- City suspends liquor license for downtown Cape bar; owners say they want to fix problems (3/26/17)3
- Mall aboard: Future requires evolution at West Park Mall (3/24/17)20
- Legal discrimination complaint, ethics complaint filed in Scott City government (3/22/17)13
- Business notebook: Cape native goes from farm to mobile-food operation (3/20/17)1
- Former Southeast softball coach sues Board of Regents; seeks damages and her job back (3/23/17)14
- Former Scott City administrator: 'I was forced to resign' (3/21/17)6
- Triplett manslaughter case set for July 2018 (3/21/17)2
- Two people found dead in Advance house fire (3/21/17)
- Two Cape men charged with second-degree murder of Grandi (3/21/17)2
- Two local lawmakers back charter school bill; Perryville lawmaker objects to measure (3/19/17)24
Enough license plates
St. Louis Post-Dispatch
We're all for free speech. The more the merrier. But revving up the abortion debate every time we pull out of the driveway?
Missouri state Rep. Larry Crawford, R-California, is pushing a "Respect Life" license plate bill in the Missouri Legislature.
Drivers who want the plate would pony up $25, which would be deposited in the Missouri Alternatives to Abortion Support Fund.
That money would go to help women cope with unplanned pregnancies.
Not to be outdone, Sen. Joan Bray, D-University City, is pushing for a pro-choice plate saying "Freedom Choice"; money from the sale of this plate would go into the Missouri Freedom Choice Support Fund. The money would be used for family planning grants but not abortion services.
Let's see how this scenario would play out.
The legislature is strongly anti-abortion, so it probably would pass only Mr. Crawford's anti-abortion plate. That would guarantee a lawsuit. A judge would have to decide if a state can support one side in the political debate and force the other side to stare at it. And, as the King of Siam once said, "Etcetera, etcetera, etcetera."
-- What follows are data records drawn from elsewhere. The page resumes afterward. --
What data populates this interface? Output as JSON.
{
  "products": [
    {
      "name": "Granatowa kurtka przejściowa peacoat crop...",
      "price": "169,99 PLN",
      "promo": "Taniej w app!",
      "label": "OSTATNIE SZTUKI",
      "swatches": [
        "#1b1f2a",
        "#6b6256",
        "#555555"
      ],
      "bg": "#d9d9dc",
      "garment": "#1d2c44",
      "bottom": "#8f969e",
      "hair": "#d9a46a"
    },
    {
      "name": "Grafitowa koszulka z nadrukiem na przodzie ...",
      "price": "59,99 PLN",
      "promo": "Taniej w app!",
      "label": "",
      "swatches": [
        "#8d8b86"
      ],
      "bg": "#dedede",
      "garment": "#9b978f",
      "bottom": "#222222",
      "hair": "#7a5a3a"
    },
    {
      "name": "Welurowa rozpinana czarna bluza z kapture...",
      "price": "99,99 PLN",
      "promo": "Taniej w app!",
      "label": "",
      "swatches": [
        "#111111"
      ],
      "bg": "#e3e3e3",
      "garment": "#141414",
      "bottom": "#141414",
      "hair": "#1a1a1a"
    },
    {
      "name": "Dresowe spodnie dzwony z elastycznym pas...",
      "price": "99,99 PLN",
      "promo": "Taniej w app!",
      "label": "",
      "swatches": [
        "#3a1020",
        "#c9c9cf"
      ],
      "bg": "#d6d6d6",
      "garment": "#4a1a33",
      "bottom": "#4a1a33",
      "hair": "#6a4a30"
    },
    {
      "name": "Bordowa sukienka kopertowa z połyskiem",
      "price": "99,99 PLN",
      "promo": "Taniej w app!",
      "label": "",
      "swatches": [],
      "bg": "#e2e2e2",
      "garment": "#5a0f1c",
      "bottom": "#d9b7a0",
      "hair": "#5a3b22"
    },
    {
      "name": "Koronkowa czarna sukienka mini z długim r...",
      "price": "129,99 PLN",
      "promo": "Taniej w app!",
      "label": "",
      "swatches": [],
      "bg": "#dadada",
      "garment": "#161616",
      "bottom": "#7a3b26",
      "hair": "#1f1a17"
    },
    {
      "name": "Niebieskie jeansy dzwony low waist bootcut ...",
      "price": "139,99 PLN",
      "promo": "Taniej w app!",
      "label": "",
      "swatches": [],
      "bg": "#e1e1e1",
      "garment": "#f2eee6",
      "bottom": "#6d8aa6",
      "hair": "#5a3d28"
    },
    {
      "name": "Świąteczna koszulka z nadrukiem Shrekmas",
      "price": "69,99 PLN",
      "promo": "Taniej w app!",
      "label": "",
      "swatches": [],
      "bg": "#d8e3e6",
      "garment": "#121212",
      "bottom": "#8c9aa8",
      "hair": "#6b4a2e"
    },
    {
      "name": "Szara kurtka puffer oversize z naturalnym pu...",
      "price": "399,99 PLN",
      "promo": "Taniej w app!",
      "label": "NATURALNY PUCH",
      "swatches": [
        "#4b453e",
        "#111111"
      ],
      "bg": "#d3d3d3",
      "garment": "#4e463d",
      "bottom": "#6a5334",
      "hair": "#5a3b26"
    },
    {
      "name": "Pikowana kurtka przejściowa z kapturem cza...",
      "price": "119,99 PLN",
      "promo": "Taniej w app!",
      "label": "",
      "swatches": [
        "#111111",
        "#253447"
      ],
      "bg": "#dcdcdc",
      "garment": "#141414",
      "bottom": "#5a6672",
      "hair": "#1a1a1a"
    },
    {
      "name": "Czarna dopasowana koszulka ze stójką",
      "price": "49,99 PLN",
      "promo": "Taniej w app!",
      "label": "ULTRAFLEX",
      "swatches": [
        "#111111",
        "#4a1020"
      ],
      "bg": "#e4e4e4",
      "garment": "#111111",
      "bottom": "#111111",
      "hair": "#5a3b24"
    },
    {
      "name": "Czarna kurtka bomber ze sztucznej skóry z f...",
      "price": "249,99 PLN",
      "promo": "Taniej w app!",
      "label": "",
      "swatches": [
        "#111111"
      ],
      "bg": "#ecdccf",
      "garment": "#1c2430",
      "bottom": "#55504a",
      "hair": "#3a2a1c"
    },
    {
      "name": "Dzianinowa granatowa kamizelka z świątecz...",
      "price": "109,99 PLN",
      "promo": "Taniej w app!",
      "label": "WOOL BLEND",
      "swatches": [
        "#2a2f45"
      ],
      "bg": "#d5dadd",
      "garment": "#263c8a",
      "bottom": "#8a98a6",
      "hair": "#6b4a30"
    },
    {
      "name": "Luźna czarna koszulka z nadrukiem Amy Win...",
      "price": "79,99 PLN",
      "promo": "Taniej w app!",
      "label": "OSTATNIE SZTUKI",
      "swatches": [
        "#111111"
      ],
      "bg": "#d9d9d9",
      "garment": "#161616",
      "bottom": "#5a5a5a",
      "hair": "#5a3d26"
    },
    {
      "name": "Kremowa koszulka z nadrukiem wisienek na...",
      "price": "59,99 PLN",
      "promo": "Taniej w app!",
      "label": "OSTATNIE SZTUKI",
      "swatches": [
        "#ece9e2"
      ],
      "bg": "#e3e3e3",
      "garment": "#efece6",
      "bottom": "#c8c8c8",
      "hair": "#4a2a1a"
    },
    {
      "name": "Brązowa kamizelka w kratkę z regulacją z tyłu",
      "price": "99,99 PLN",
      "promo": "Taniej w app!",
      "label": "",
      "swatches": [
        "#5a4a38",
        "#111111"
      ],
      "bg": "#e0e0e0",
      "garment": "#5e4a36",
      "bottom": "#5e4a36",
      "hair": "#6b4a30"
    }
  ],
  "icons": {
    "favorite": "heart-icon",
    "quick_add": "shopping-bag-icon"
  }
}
Missouri has done license plates. We already have 140 different kinds, supporting everything from child-abuse prevention to Mizzou football to fearless firefighters to conservation -- nothing terribly contentious or truly divisive. In the interest of preventing road rage and not pouring more fuel on an annual debate that produces more heat than light in the legislature, maybe we could agree to keep abortion off our plates.